What movie am I going to watch tonight? Can I get a room with an ocean view? Should I try to chat up the good-looking barkeeper? Our daily lives are filled with decisions that are at least in part based on aesthetic judgments. The Walter Benjamin [PD1] program of the German Research Foundation (DFG) has agreed to fund a two-year project that will allow Aenne Brielmann of the Max Planck Institute for Biological Cybernetics to explore the [PD2] values that form the basis of aesthetic choices.

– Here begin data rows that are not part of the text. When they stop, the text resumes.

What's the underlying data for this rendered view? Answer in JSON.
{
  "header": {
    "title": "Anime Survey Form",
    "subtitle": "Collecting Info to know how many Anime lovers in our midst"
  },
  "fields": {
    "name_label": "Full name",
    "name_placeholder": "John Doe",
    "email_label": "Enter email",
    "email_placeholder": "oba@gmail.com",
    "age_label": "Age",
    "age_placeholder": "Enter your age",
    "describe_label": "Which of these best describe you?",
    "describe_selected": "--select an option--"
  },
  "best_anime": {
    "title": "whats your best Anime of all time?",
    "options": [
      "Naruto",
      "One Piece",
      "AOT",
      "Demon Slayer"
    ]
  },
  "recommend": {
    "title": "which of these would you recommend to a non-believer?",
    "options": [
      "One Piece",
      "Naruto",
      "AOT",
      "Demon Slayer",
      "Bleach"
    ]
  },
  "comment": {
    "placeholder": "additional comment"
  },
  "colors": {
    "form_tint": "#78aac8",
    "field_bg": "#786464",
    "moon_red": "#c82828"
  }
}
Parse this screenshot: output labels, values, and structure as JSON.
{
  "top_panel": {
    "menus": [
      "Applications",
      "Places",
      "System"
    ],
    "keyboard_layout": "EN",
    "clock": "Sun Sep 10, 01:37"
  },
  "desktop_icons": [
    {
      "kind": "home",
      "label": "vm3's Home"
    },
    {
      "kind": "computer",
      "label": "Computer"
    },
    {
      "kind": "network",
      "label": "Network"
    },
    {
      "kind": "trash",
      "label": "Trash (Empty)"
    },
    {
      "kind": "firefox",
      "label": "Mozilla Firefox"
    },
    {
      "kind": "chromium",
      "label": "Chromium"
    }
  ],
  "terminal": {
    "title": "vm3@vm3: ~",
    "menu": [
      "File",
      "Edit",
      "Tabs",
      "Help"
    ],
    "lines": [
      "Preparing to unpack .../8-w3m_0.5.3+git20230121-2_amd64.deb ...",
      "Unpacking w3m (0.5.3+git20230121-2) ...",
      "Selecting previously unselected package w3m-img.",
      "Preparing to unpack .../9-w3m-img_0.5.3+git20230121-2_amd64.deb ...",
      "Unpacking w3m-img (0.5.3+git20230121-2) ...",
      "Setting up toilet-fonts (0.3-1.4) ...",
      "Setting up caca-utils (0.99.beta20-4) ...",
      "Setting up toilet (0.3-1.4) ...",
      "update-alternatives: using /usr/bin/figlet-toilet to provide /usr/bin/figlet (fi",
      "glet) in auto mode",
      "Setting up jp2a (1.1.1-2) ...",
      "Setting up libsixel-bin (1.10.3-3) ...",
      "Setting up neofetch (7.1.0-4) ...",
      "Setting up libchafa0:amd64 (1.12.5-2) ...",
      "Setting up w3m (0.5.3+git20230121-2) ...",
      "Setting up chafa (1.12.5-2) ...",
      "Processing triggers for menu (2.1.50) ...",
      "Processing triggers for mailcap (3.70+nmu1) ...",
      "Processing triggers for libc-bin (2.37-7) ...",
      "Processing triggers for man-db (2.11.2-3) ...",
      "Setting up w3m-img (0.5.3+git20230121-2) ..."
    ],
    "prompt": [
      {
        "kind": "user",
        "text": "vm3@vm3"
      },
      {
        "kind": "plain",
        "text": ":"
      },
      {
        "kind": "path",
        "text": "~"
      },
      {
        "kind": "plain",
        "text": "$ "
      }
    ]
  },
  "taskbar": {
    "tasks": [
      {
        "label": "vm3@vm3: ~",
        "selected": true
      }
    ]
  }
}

The mechanisms underlying aesthetic preferences have long been a subject of debate in empirical aesthetics. Do we maybe prefer stimuli that we can process with ease? We might choose to listen to music with chord progressions that are familiar from hundreds of chart hits because their structure is more fluently processed by our brains than, say, a twelve-tone composition. This is what processing fluency theories hypothesize. And yet, if this is true, why do we sometimes change our preferences or get bored of listening to the same old songs?
This is where learning theories come in: maybe we seek out new and challenging aesthetic experiences that allow us to learn, i.e., to adjust our brains to varied input, to be better prepared for future experiences?
"We think that the truth lies in a synthesis of these two competing theories,“ conjectures Brielmann. „Indeed, if we consider that the brain needs to adjust itself to process sensory input fluently both in the present and in the future, and if we analyze this adjustment from the perspective of more general ideas about how we learn in the face of rewards, then they integrate perfectly.”
Testing the dynamics of boredom
Brielmann and her collaborators have already started to test a simple model derived from this theory by replicating known results in empirical aesthetics, such as the dynamics of boredom.
Their next step is to address novel questions in new experiments: they will design a paradigm to investigate what individuals choose to consume, for how long, and at what cost.
In the simplest version of the experiment, participants will visit a “virtual gallery”: they will explore different collections of images, being free to look at one of them at leisure, or to move on to the next image. The researchers plan to measure the time the participants look at each image and to assess their explicit liking of the images.
As of now, there is no fully convincing explanation of why we like what we like, let alone a comprehensive theory that would also allow us to predict individual aesthetic choices. The group of researchers from Tübingen aims to close this gap and to answer these fundamental questions about people’s everyday choices.
Aenne Brielmann is looking forward to starting the project in August: “We know quite a bit about how people make decisions when it comes to money, food, or sex – but not so much about how they pick a movie or a new sofa. I’m excited to get a chance to understand what drives such everyday decisions.“